- Follow up! Sometimes, it takes a few knocks over the course of several months to hear back (and make sure you’re not being obnoxious about it. 😉
The point is to recognize that your goals can be big, but you’ll need doable tasks that act like steps on a staircase to get there!
- Reward yourself when you accomplish a task or a goal! Hello, self-parenting– except instead of getting a cookie for eating your veggies, you might want to structure it like this: “When you submit 10 auditions, you can [insert reward for yourself here].” Or, “When you send off all of your daily invoices, you can [insert fun thing here].”
Generally, my reward system looks like, “Once you voice these five jobs, you can take a fifteen-minute reading break.” Or: “Once you send in ten auditions, you can do yoga.” Or: “Finish up those marketing emails and you can get back in the booth and fire off a bunch of character work that you love.”

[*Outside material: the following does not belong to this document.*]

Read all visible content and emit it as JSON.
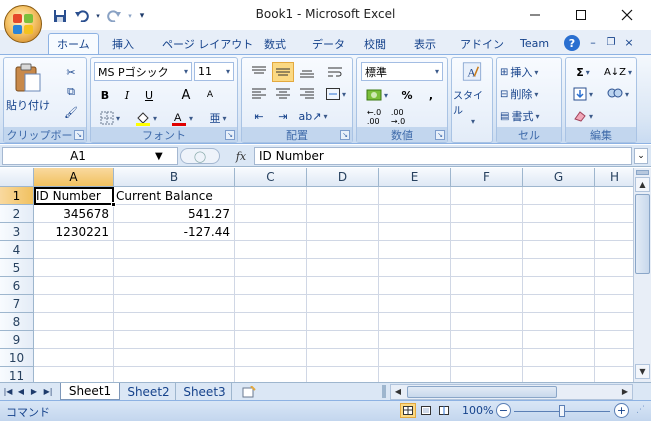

“Bribing” myself doesn’t mean I don’t love what I do. I adore it! This is just how I, personally, know I can set myself up for success—by working little “whoo hoo!” pats-on-the-back throughout my day to keep things rollin’. We all need to congratulate ourselves. (And we all need cookies for eating our veggies.) Figure out what rewards keep you going!
- Know when to give yourself a break. I don’t know about you, but I was a die-hard, intense little kid. (Nothing has changed; I’m just taller.) I would go, go, go, whether it was school or play or helping my mom garden in the backyard—I’d just keep going, like a deranged little Energizer bunny, until my parents actually had to say, “Okay, that’s enough, time for a break.”
The same principle applies to running your voiceover business. Being a business owner is incredibly rewarding, but it can also be a lot. That’s normal! It’s so important to give yourself permission to SLOW DOWN, take a deep breath, and regroup. Maybe that means you take a day off, give yourself an hour for lunch every day, or do what I’ve recently started to do and actually give yourself a weekend! (Remember those?)
Your productivity will be so much better once you allow yourself to stop. It doesn’t mean you’re lazy or a bad business owner; quite the opposite, actually! It means you know that you need regular time off so that when you come back, you’re energized and can’t wait to rock that mic. Ever since I started taking at least one full day off per week, my productivity has gone through the roof. I feel better mentally, physically, and emotionally, and it shows in my performances. I want my clients to get the best me—and that means I need to Mom myself and say, “no more work for today! Time to goof off!”
- Know when to ask for help. Hoo boy, this is a big one for so many people, myself included. When they first start out, many business owners (especially if you’re a Type A person like me) feel like they need to know everything and do everything That mindset can be helpful sometimes when it comes to developing resourcefulness and making sure you understand every aspect of your business, but there comes a time when you’ll start to know you need to turn to the experts for help.
At TVAS, we’re fortunate enough to have an amazing community of talented people who are more than happy to share resources, advice, and skillsets, from audio engineering assistance to performance tips to simply offering words of support and encouragement. If you know you’re struggling to deliver energetic reads, turn to a TVAS coach for one-on-one help. If you have no clue how to design a website, reach out to a web designer you trust. If, like me, everything left-brained like detailed tax prep and nitty-gritty accounting details are completely beyond anything you can possibly fathom, it’s time to find someone to manage your books for you. That’s what they’re there for!
Use your network. Just like you’re a pro when it comes to bringing a client’s script to life, other pros are there for you when you need help in an area that isn’t your strong suit.
It’s like the Avengers, or the Justice League, right? Everyone’s got a different skillset: pair ‘em up together, and they’re unstoppable. The same thing goes for your VO business.
(And if you want to dress like Batman in the booth, I absolutely do not blame you.)